How to Delete Blank Rows from a Word Table Using VBA
This article shows how to use VBA in MS Word to delete empty rows from a table or rows that have at least one cell that is empty. Say you have multiple tables in a Word document and you want to print the document with only the non-empty rows. Or the tables are to be imported into a database in which the values cannot be blank. These are just some of the scenarios where you will find a practical implementation of this code.
Before we jump into the examples, let us look at two different ways to access a table in a Word document.
1. By using the table index. Below code sets the Tbl variable to the second table in the document.

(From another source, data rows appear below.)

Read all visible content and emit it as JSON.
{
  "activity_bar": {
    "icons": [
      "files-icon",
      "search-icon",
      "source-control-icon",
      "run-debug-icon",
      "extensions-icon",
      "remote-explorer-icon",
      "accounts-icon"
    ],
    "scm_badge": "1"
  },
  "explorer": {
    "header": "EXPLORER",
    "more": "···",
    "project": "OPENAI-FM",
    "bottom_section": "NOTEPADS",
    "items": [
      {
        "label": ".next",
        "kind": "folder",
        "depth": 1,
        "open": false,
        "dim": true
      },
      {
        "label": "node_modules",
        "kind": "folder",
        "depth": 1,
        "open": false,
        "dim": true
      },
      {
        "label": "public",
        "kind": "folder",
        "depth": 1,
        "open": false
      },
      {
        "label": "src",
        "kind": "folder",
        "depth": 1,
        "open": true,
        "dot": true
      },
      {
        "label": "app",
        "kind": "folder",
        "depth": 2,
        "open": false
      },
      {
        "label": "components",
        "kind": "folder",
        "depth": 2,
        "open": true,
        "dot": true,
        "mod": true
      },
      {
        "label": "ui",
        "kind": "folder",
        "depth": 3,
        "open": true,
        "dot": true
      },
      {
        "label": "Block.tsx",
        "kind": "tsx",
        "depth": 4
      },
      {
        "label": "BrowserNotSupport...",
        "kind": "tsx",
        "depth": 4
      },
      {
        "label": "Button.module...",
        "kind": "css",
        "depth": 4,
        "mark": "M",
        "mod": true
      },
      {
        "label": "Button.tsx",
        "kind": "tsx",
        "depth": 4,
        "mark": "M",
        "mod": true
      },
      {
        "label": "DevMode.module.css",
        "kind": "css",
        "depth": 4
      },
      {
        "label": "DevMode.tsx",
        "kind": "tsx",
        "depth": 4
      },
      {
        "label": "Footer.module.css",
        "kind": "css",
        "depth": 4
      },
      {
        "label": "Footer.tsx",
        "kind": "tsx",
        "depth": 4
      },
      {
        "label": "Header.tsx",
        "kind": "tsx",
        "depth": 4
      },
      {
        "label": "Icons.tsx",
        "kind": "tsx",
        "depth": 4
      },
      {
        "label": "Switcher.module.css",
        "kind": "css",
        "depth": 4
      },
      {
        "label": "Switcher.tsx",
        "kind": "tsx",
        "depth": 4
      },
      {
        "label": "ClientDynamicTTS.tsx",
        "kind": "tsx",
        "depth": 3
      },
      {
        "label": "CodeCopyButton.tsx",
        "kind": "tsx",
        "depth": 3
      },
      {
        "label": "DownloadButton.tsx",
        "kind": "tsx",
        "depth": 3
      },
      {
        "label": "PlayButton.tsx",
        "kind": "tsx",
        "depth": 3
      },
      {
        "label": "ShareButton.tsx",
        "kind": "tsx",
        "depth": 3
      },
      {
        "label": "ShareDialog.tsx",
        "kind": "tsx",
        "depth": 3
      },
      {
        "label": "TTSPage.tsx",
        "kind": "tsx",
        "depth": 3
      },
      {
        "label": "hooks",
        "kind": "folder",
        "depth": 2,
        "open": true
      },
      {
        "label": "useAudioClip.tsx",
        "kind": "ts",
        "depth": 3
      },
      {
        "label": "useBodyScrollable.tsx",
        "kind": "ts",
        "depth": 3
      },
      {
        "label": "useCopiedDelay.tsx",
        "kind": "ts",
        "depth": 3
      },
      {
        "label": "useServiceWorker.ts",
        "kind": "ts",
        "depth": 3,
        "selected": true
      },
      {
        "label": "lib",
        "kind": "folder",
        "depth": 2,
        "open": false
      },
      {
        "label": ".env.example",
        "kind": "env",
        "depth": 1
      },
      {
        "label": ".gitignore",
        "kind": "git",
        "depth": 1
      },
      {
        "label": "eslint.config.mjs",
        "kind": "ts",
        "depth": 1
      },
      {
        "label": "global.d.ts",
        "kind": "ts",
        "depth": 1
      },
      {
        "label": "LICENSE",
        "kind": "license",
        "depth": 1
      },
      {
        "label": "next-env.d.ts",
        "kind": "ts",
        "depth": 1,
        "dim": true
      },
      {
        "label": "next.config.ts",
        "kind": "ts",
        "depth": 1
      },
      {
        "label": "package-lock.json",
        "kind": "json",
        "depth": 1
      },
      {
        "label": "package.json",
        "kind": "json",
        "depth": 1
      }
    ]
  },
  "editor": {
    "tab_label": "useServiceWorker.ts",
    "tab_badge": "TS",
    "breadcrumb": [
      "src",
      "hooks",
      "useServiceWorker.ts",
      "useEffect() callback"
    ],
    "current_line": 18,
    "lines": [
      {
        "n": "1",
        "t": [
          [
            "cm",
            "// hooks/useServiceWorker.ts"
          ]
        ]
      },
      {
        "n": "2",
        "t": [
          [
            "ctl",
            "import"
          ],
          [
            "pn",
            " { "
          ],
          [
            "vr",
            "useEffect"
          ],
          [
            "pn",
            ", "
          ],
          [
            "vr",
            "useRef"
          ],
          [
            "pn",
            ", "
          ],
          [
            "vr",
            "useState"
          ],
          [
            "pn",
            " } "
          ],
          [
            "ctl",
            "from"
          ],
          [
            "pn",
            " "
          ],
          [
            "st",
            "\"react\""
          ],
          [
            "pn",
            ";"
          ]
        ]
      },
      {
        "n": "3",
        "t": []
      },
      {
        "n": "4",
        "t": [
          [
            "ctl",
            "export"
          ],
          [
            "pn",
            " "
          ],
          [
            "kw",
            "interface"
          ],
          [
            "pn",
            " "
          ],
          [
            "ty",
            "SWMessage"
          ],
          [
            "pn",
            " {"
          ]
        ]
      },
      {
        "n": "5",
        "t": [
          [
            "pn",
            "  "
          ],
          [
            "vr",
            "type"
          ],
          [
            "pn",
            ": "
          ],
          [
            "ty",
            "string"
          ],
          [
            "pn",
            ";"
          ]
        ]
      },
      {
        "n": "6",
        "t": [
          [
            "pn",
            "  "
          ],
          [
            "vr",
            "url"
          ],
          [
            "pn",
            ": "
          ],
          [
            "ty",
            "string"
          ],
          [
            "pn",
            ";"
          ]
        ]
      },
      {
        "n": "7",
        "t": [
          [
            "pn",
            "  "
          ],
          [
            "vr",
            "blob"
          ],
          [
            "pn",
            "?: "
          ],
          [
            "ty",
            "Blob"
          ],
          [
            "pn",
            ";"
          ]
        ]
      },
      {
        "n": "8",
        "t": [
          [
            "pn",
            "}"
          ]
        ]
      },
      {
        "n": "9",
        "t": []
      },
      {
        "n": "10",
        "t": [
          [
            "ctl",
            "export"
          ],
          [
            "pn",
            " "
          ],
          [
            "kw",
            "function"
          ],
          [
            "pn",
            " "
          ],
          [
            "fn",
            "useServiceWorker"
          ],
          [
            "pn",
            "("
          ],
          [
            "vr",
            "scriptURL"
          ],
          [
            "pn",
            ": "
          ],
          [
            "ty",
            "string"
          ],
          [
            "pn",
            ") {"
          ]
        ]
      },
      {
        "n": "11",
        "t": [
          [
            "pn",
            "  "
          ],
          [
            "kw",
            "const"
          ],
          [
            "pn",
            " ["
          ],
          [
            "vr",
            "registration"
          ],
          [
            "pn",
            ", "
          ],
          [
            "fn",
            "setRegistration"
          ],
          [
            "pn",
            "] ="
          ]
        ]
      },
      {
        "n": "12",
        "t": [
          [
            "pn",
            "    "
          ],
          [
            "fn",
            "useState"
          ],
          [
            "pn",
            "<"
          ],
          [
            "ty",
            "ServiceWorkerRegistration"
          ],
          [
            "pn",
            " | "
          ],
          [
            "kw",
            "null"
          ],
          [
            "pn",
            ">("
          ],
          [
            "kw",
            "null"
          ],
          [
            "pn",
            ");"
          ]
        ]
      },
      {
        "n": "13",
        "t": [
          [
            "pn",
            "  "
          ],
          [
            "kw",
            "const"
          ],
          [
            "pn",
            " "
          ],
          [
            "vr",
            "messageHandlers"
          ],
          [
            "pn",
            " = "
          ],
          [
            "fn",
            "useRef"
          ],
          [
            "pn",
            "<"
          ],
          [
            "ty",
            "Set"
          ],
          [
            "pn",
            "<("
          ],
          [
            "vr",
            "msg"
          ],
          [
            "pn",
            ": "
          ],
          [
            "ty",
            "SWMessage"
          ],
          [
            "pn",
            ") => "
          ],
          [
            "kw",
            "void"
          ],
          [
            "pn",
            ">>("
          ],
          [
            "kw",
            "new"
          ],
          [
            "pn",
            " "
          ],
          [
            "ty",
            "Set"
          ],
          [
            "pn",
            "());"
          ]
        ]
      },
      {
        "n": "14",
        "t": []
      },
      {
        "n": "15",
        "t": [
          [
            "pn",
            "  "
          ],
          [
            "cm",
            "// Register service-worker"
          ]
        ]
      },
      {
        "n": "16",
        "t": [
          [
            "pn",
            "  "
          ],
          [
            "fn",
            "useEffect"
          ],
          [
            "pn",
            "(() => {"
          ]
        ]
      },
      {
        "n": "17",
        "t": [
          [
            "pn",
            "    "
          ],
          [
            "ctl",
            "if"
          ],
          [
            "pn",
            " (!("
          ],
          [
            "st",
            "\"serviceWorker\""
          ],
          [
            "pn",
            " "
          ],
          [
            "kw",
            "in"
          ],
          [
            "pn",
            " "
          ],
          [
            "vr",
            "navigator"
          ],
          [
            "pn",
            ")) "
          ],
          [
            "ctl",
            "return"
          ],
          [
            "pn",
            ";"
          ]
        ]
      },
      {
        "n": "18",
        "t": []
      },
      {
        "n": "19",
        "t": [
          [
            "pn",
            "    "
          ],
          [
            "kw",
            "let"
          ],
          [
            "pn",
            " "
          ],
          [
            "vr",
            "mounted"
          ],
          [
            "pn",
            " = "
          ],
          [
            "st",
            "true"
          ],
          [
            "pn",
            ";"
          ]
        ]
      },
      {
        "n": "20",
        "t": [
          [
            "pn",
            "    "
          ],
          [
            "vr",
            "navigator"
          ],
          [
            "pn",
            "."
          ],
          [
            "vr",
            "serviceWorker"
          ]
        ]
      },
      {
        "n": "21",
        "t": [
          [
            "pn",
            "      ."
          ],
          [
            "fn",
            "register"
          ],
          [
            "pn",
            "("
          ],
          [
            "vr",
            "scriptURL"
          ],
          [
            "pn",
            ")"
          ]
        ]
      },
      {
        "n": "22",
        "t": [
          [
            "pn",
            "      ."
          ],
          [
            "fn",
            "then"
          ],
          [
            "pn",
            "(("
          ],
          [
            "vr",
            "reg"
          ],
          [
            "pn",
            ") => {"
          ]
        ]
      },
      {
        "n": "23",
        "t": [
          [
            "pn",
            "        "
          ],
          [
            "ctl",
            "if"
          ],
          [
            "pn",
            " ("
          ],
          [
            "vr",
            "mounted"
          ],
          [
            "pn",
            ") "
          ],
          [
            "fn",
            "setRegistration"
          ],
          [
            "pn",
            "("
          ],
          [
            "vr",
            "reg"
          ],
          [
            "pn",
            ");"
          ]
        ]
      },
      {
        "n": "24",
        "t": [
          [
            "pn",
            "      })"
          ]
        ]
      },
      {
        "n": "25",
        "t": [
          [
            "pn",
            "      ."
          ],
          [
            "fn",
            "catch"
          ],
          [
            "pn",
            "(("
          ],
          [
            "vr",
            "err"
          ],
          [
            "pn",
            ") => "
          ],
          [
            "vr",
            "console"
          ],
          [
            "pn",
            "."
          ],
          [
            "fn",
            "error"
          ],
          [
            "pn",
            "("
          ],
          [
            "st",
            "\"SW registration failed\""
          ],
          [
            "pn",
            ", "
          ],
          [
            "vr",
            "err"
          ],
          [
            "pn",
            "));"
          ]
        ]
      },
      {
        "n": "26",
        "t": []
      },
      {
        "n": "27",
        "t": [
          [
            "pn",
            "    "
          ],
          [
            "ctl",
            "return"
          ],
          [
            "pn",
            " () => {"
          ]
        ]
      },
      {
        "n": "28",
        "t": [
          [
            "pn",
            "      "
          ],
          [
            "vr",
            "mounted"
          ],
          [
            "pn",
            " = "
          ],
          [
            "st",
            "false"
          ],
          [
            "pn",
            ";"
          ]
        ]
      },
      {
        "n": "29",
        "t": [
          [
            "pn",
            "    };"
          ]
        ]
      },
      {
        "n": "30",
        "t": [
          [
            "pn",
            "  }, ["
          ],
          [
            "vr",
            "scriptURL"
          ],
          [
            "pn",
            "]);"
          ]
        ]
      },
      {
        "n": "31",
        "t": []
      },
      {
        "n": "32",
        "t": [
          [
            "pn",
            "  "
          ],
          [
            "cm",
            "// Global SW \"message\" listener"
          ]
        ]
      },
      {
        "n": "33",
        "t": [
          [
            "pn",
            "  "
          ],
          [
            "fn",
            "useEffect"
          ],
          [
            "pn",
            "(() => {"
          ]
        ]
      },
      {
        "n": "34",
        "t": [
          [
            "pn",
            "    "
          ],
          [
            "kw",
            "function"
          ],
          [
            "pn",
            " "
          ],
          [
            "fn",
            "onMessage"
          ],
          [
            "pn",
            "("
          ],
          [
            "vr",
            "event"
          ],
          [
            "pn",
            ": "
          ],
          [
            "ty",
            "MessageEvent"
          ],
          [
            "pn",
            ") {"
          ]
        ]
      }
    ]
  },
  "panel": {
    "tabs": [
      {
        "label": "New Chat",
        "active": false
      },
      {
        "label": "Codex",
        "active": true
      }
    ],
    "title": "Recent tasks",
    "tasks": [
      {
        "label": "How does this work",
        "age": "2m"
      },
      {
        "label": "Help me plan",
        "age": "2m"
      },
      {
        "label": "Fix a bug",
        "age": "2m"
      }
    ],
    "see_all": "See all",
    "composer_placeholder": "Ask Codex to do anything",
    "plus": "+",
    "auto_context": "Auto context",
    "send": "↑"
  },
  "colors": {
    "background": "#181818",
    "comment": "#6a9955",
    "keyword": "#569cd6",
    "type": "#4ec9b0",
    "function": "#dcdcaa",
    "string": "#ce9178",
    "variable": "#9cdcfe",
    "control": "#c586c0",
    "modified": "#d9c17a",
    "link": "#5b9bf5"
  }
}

Set Tbl = ThisDocument.Tables(2)
2. By using the table title. You can set the title by selecting a table in word > Right Click > Table Properties > Alt Text tab
You can loop through all the tables in the document and check for the title to update only those tables that specify a certain condition:
For Each Tbl In ThisDocument.Tables If InStr(1, Tbl.Title, "Invoices") = 1 Then 'Your code goes here End If Next Tbl
So, the code will be executed for all the tables that have title starting with invoices.
Example 1: Delete rows that are completely blank
For each row, the code checks the length of the row and if it is equal to the length of a blank row, it is deleted.
Note that we start from the bottom-most row and move to the top (because the row index will change if we start deleting from the top).
Set Tbl = ThisDocument.Tables(1) With Tbl noOfCol = Tbl.Range.Rows(1).Cells.Count For i = .Rows.Count To 1 Step -1 With .Rows(i) If Len(.Range) = noOfCol * 2 + 2 Then .Delete End With Next i
Here, the “Table.Range” property returns a Range object that represents the portion of a document that is contained within the specified table.
.Rows(1) returns the first row of the table
.Cells returns the cells in the selected row
.Count gives the number of cells in the row (i.e. number of columns in the table)
.Delete deletes a row
A point to be noted here is that the length of each blank cell in the table is 2. And if you have any text in the cell, the length of the cell equals length of the string + 2. For example, if a cell contains text “Word”, length of the cell is 6 (4 + 2)
Also, the length of the end of row character is also 2. So, length of a blank row equals 2* + 2
Example 2: Delete rows that contain at least one cell blank
Here the loop iterates through each cell in the table and if the length is equal to 2 (i.e. the cell is empty), the entire row is deleted. This example and the next one use the Mod operator.
Set Tbl = ThisDocument.Tables(1) With Tbl noOfCol = Tbl.Range.Rows(1).Cells.Count With .Range For i = .Cells.Count To 1 Step -1 On Error Resume Next If Len(.Cells(i).Range) = 2 Then .Rows(.Cells(i).RowIndex).Delete j = i Mod noOfCol If j = 0 Then j = noOfCol i = i – j End If Next i End With
Note that “j” is used here to adjust the value of “i” to the row above the deleted row (to reduce the number of executions of the loop). If your table consists of merged cells, it is better to remove the three lines after the delete row function as it will cause errors in the output.
Example 3: Deleting rows from a table with headers
Consider a table that has three header rows with blanks in them:
The first 3 lines consist of the headers and obviously we do not intend to delete them even if there are blanks present. So, we modify the above code to accommodate for the first three header rows. Here is the entire code:
Sub DeleteEmptyTableRows() Application.ScreenUpdating = False Dim Tbl As Table Dim i As Long Dim noOfCol As Integer, j As Integer For Each Tbl In ThisDocument.Tables With Tbl noOfCol = Tbl.Range.Rows(2).Cells.Count For i = .Rows.Count To 4 Step -1 With .Rows(i) If Len(.Range) = noOfCol * 2 + 2 Then .Delete End With Next i With .Range For i = .Cells.Count To noOfCol * 3 + 1 Step -1 On Error Resume Next If Len(.Cells(i).Range) = 2 Then .Rows(.Cells(i).RowIndex).Delete j = i Mod noOfCol If j = 0 Then j = noOfCol i = i - j End If Next i End With End With Next Tbl Set Tbl = Nothing Application.ScreenUpdating = True End Sub
Things to note:
– The first row consists of merged cells. So, we have used the second row to get the number of columns in the table
– The first for loop that checks for an entire empty row goes from the last row to row number 4
– For the second for loop that checks each cell, the counter ends at the first cell of the fourth row
– I have used both the for loops just to demonstrate how to take care of headers in both the examples. You can choose which one to use based on your requirement.
After you run the code, the table will look like this: